What the exercise asks: Say how many lines in the records contain the string "your". Nothing but the number should be given.

Working data:
+++++
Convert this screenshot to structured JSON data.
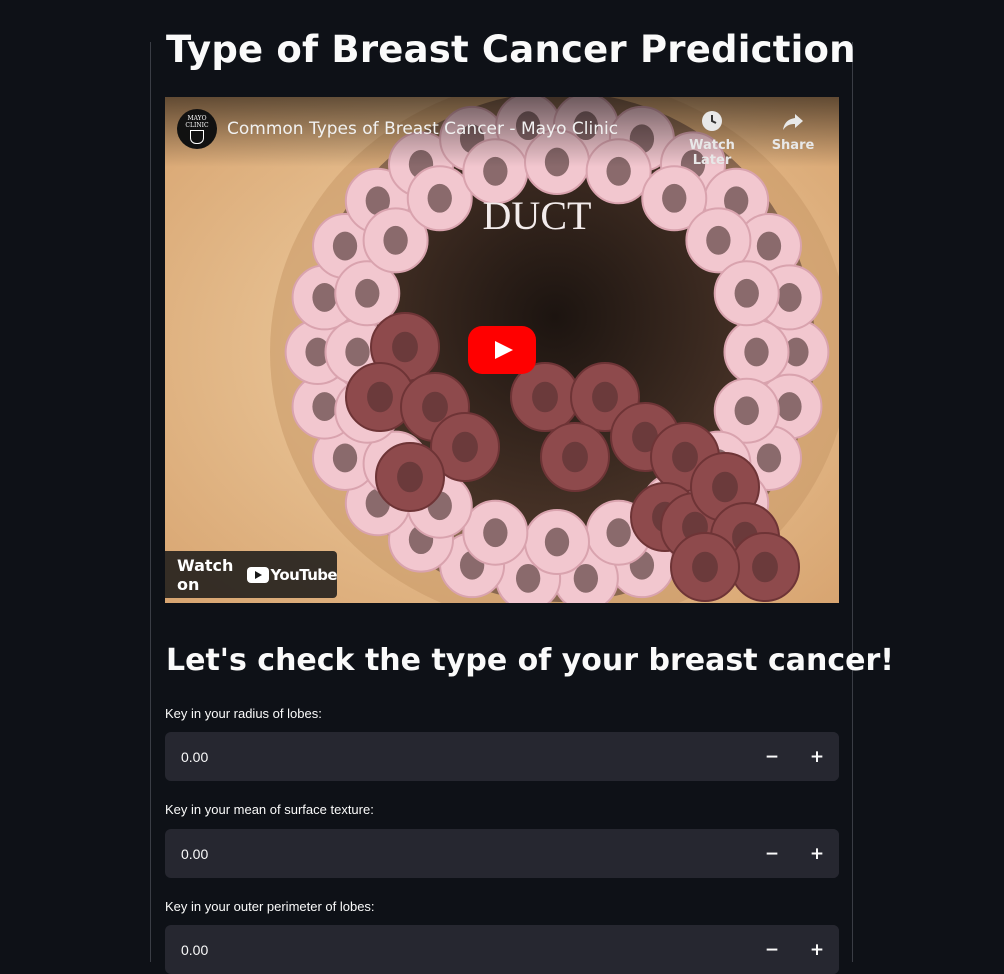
{
  "page": {
    "title": "Type of Breast Cancer Prediction",
    "subtitle": "Let's check the type of your breast cancer!"
  },
  "video": {
    "channel_logo_text": "MAYO CLINIC",
    "title": "Common Types of Breast Cancer - Mayo Clinic",
    "watch_later_label": "Watch Later",
    "share_label": "Share",
    "watch_on_label": "Watch on",
    "youtube_wordmark": "YouTube",
    "frame_caption": "DUCT",
    "icons": {
      "watch_later": "clock-icon",
      "share": "share-arrow-icon",
      "play": "play-icon",
      "youtube": "youtube-logo-icon"
    }
  },
  "form": {
    "fields": [
      {
        "label": "Key in your radius of lobes:",
        "value": "0.00",
        "minus": "−",
        "plus": "+"
      },
      {
        "label": "Key in your mean of surface texture:",
        "value": "0.00",
        "minus": "−",
        "plus": "+"
      },
      {
        "label": "Key in your outer perimeter of lobes:",
        "value": "0.00",
        "minus": "−",
        "plus": "+"
      }
    ]
  },
  "colors": {
    "background": "#0e1117",
    "input_background": "#262730",
    "text": "#fafafa",
    "play_button": "#ff0000"
  }
}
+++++
Task response: 4